The 2018 Global Strategy Monitoring Report will be supplemented by the forthcoming launch of a complementary analysis of progress against EWEC commitments, which is being prepared by the Partnership for Maternal, Newborn and Child Health (PMNCH). Noting the important role of all stakeholders to advance progress against the EWEC Global Strategy and deliver on the ambition of the SDGs, this analysis will highlight progress made across the flagship EWEC commitment platform—currently made up of 69 governments and over 200 multi-stakeholder commitments with pledges valued at nearly $30 billion. It will provide a critical understanding of the role and impact of EWEC’s robust ecosystem of partners that underpin the progress seen in the Monitoring Report, providing a deeper understanding of areas where stronger partner engagement is needed to overcome challenges and key gaps.

It is clearer than ever before that everyone has a critical role to play in improving the health of women, children and adolescents.
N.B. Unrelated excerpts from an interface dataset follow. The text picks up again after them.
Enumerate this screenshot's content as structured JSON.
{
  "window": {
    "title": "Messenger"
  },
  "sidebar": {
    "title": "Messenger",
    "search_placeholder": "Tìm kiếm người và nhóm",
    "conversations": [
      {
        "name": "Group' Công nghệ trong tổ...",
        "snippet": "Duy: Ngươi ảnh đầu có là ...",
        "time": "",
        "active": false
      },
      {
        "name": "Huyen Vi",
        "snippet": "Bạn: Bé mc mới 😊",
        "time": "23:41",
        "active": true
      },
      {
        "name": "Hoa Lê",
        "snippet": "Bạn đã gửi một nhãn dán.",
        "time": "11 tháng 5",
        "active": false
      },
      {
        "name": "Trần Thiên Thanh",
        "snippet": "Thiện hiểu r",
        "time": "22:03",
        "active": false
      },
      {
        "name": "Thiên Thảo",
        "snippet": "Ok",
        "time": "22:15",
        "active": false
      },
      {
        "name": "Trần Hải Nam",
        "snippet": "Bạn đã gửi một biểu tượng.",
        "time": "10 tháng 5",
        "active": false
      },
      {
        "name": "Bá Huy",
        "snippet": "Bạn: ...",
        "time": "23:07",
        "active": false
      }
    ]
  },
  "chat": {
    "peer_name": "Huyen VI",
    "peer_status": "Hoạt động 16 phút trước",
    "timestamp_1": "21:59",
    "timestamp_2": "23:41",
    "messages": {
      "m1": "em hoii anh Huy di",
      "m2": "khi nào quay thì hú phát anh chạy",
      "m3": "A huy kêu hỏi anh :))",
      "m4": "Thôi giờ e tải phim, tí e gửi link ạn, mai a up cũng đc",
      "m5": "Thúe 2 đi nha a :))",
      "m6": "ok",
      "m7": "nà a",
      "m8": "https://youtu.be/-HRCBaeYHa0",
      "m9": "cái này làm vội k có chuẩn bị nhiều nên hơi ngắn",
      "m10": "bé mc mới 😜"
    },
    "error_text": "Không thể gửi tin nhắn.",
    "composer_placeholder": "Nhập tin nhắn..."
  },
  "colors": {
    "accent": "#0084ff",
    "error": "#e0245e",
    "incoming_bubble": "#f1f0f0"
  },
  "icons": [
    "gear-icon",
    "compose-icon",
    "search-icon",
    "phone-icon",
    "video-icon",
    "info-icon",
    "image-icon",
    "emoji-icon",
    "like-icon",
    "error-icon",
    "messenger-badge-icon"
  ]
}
Only through sustained collective action and accountability can the objectives of the EWEC Global Strategy be achieved.

Other tools and resources:

Access the Global Strategy data portal http://apps.who.int/gho/data/node.gswcah

Learn more about the EWEC Global Strategy for Women’s, Children’s and Adolescents’ Health http://www.everywomaneverychild.org/global-strategy/

Learn more about the Nurturing Care Framework http://www.who.int/maternal_child_adolescent/child/nurturing-care-framework/en/